>>>

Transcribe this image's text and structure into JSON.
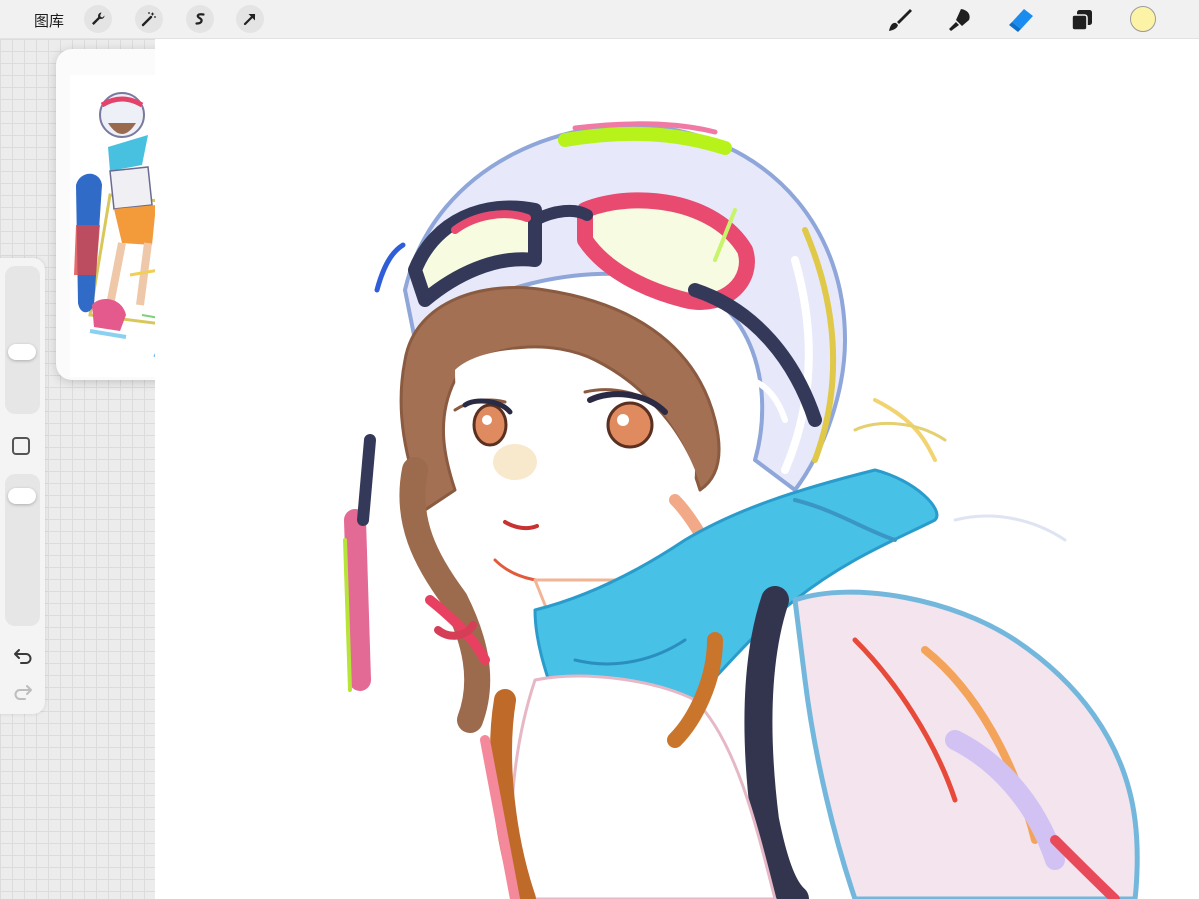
{
  "toolbar": {
    "gallery_label": "图库",
    "action_icons": [
      "wrench-icon",
      "magic-wand-icon",
      "selection-icon",
      "transform-arrow-icon"
    ],
    "tool_icons": [
      "brush-icon",
      "smudge-icon",
      "eraser-icon",
      "layers-icon"
    ],
    "active_tool": "eraser-icon",
    "current_color": "#fdf3a6"
  },
  "sidebar": {
    "brush_size_level": 0.4,
    "opacity_level": 0.92,
    "icons": [
      "modify-square-icon",
      "undo-icon",
      "redo-icon"
    ]
  },
  "colors": {
    "accent": "#1a8cf0",
    "icon_dark": "#1f1f1f",
    "panel_bg": "#f1f1f1"
  }
}
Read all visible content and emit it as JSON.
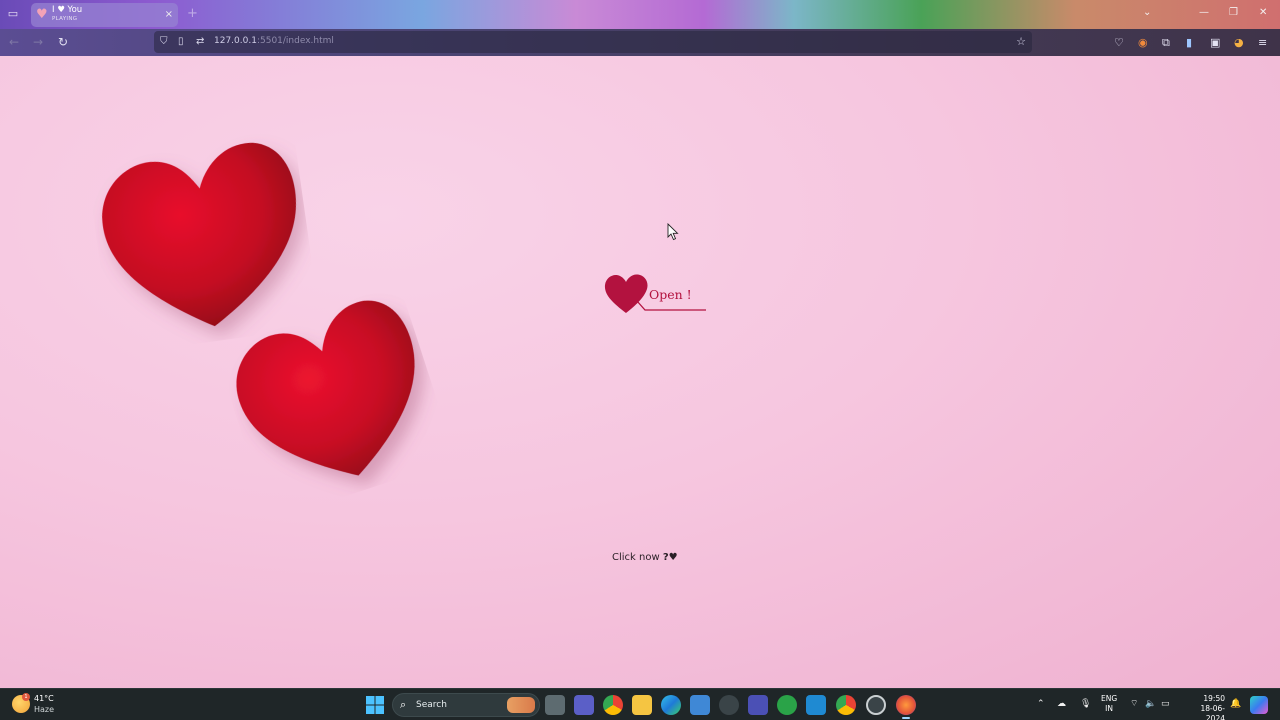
{
  "browser": {
    "tab": {
      "title": "I ♥ You",
      "subtitle": "PLAYING",
      "close_glyph": "×"
    },
    "new_tab_glyph": "+",
    "url": {
      "host": "127.0.0.1",
      "path": ":5501/index.html"
    },
    "window_controls": {
      "list_all": "⌄",
      "minimize": "—",
      "restore": "❐",
      "close": "✕"
    },
    "nav": {
      "back_glyph": "←",
      "forward_glyph": "→",
      "reload_glyph": "↻"
    }
  },
  "page": {
    "open_button_label": "Open !",
    "click_now_text": "Click now ",
    "click_now_emoji": "?♥",
    "accent_color": "#b3123f",
    "background_color": "#f6c6de"
  },
  "taskbar": {
    "weather": {
      "temp": "41°C",
      "desc": "Haze",
      "badge": "1"
    },
    "search_label": "Search",
    "language": {
      "line1": "ENG",
      "line2": "IN"
    },
    "clock": {
      "time": "19:50",
      "date": "18-06-2024"
    }
  }
}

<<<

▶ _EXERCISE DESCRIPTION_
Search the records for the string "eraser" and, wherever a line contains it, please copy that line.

▶ _TASK RESULT_
      "eraser-icon",
    "active_tool": "eraser-icon",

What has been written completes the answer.